It’s tricky keeping money safe these days. Our debit card was charged more than $1,000 last Christmas at a Sam’s Club, where we don’t have a membership, and my card was still in my wallet. I’ve ignored numerous emails congratulating me on an inheritance I didn’t get. Most recently, an Instagram message from a dear friend asked if I’d taken advantage of a new fund that gives away money. Her account had been hacked and was sending out messages that almost seemed genuine.
The occasional thief may steal money the traditional way by taking a bag or wallet. But it’s the money we can’t see that’s in constant danger of being stolen by cyber thieves. New ways to unwittingly separate us from our money are always being developed.
Here are four ways to be vigilant about keeping your money safe:
(1) Protect your mobile phone.
Our personal and financial information may be stolen by even the most unsophisticated criminals. Over the past three months, three to four reports a week are made to Charlotte Mecklenburg Police Department about crimes with a false pretense, according to Sgt. Seth Greene with the Financial Crimes Unit of the CMPD.
How it happens: A person appears to be in distress—his car has broken down, he’s lost his phone or it’s run out of battery, or he can’t find the friend he’s meeting. He asks to use your phone to contact someone. When you give it to him, he walks a few feet away and accesses your Zell, Venmo or Cash app. Once he opens it, he transfers money to a fictitious account. You don’t realize anything is wrong until you view your bank account or get an email confirmation from the app.
How to protect yourself: Greene doesn’t recommend loaning out your phone to strangers. If you want to help someone out, make the call or send the text yourself. He suggests taking advantage of the security features each app has available. Typically, access to these apps can require a four-digit code or fingerprint to open.
(2) Watch for unusual communication.
Ever get a strange message or email from what looks like an official entity like the IRS or another government agency? Imposters contact you, pretending to be part of an organization or company, and ask for personal information, gift cards or cash.
How it happens: Phishing is one type of social engineering that is commonly used to gather personal information, said David Cooper, vice president of information systems at Charlotte Metro Credit Union. An email is sent out, pretending to be from a reputable company to fool individuals into revealing data such as usernames, passwords and credit card numbers.
How to protect yourself: Be wary of calls, emails and messages asking for money, Cooper warned. If you do receive unexpected contact from someone requesting information or money, ask them for a phone number, website or email address so you can contact the company directly.
(3) Secure your social media, website and email accounts.
We get lackadaisical with passwords because there are too many to remember. We use the same format or similar string of numbers and letters for all our sites. But we could be aiding and abetting the people who aren’t deserving of our money.

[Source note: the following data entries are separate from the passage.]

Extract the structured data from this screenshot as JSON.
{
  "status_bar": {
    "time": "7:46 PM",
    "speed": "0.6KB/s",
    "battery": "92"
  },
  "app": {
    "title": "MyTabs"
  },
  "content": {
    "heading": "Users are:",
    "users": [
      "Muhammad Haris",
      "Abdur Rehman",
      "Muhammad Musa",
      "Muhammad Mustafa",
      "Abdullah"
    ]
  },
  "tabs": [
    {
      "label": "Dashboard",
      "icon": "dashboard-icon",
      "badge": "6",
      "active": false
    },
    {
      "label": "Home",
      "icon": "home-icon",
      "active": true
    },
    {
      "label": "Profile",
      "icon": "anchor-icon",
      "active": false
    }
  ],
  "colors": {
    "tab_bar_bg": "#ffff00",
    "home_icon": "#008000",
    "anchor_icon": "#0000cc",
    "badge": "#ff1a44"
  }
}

How it happens: Automated programs called bots continuously attempt to gain access to social media, website and email accounts. “Most people use the same usernames and passwords on multiple sites,” Cooper said, “so once a bot is able to gain access into an account, those credentials are then presented for manual review to see what other accounts can be found and access granted.”
How to protect yourself: Apply varied usernames and passwords to your accounts. Try apps such as Roboform, Sticky Password and Keeper, which will generate and store strong passwords. Lock your phone with biometrics such as a fingerprint, or use a strong alphanumeric password.
(4) Know the lingo and your rights.
Truliant Federal Credit Union offers workshops to its customers. Courtney Lewis, a Truliant at Work development officer, introduces identity theft seminar participants to the words describing behavior that could lead to identity theft and/or money being stolen from their accounts. People posing as a legitimate company or government agency to request personal information by phone is “vishing,” by email is “phishing” and by text message is “smishing.”
Lewis also reviews the laws that fight identity theft. The Fair Credit Reporting Act gives you the right to dispute your credit score and allows only certain organizations access to your file. If you’re denied credit, insurance or employment because of what’s in your credit report, you may get a free report within 60 days.
The Fair and Accurate Credit Transactions Act includes the ability to receive a free copy of your credit report from each of the three credit bureaus once a year or when identity theft is suspected. The act allows for fraudulent information to be blocked from appearing on your credit report and the right to access business records, such as credit applications, documenting an identity thief’s fraudulent transactions.